The expected result is the segment of the entries that begins with the line containing "Parse this screenshot: output" and ends with the last line, copied verbatim.

**** RECORD EXCERPTS ****

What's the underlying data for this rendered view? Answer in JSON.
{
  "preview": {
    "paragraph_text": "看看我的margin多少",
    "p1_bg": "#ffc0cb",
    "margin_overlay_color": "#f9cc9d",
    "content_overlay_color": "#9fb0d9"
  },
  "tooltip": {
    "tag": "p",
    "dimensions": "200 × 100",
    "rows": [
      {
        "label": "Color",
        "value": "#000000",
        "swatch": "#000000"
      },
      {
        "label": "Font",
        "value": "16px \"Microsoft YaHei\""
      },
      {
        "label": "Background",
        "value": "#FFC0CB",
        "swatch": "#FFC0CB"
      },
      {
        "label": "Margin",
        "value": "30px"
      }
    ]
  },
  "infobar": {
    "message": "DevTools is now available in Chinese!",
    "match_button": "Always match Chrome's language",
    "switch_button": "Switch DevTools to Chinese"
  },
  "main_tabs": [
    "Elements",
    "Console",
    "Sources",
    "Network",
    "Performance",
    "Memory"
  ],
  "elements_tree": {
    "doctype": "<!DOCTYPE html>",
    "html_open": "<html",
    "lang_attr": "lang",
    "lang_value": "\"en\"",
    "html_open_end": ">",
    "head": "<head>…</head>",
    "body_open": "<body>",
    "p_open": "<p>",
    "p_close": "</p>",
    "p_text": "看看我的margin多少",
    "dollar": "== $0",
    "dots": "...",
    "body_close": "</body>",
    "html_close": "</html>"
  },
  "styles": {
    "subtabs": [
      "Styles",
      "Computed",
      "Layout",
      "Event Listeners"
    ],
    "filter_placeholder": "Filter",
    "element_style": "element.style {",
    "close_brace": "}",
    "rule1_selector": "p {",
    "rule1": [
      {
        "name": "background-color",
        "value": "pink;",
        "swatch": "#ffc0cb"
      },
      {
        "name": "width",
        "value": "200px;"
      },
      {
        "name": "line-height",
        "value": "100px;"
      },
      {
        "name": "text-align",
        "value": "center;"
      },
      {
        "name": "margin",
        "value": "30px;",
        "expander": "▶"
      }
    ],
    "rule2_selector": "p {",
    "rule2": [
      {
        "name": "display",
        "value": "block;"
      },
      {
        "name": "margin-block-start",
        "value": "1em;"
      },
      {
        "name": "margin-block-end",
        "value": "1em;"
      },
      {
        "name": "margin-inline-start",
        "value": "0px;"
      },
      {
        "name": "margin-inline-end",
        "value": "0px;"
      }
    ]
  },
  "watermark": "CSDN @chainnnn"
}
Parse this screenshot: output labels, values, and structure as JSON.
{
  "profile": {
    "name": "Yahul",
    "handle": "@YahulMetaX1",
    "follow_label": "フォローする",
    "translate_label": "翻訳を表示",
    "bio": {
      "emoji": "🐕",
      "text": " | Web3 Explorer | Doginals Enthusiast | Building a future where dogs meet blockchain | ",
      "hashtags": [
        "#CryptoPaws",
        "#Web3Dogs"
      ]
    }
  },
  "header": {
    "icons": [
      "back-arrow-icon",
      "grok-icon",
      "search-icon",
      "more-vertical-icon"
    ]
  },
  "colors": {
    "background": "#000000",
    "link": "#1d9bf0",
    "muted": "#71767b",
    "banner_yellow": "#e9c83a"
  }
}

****

ANSWER TO THE EXERCISE =>
Parse this screenshot: output labels, values, and structure as JSON.
{
  "profile": {
    "name": "Yahul",
    "handle": "@YahulMetaX1",
    "follow_label": "フォローする",
    "translate_label": "翻訳を表示",
    "bio": {
      "emoji": "🐕",
      "text": " | Web3 Explorer | Doginals Enthusiast | Building a future where dogs meet blockchain | ",
      "hashtags": [
        "#CryptoPaws",
        "#Web3Dogs"
      ]
    }
  },
  "header": {
    "icons": [
      "back-arrow-icon",
      "grok-icon",
      "search-icon",
      "more-vertical-icon"
    ]
  },
  "colors": {
    "background": "#000000",
    "link": "#1d9bf0",
    "muted": "#71767b",
    "banner_yellow": "#e9c83a"
  }
}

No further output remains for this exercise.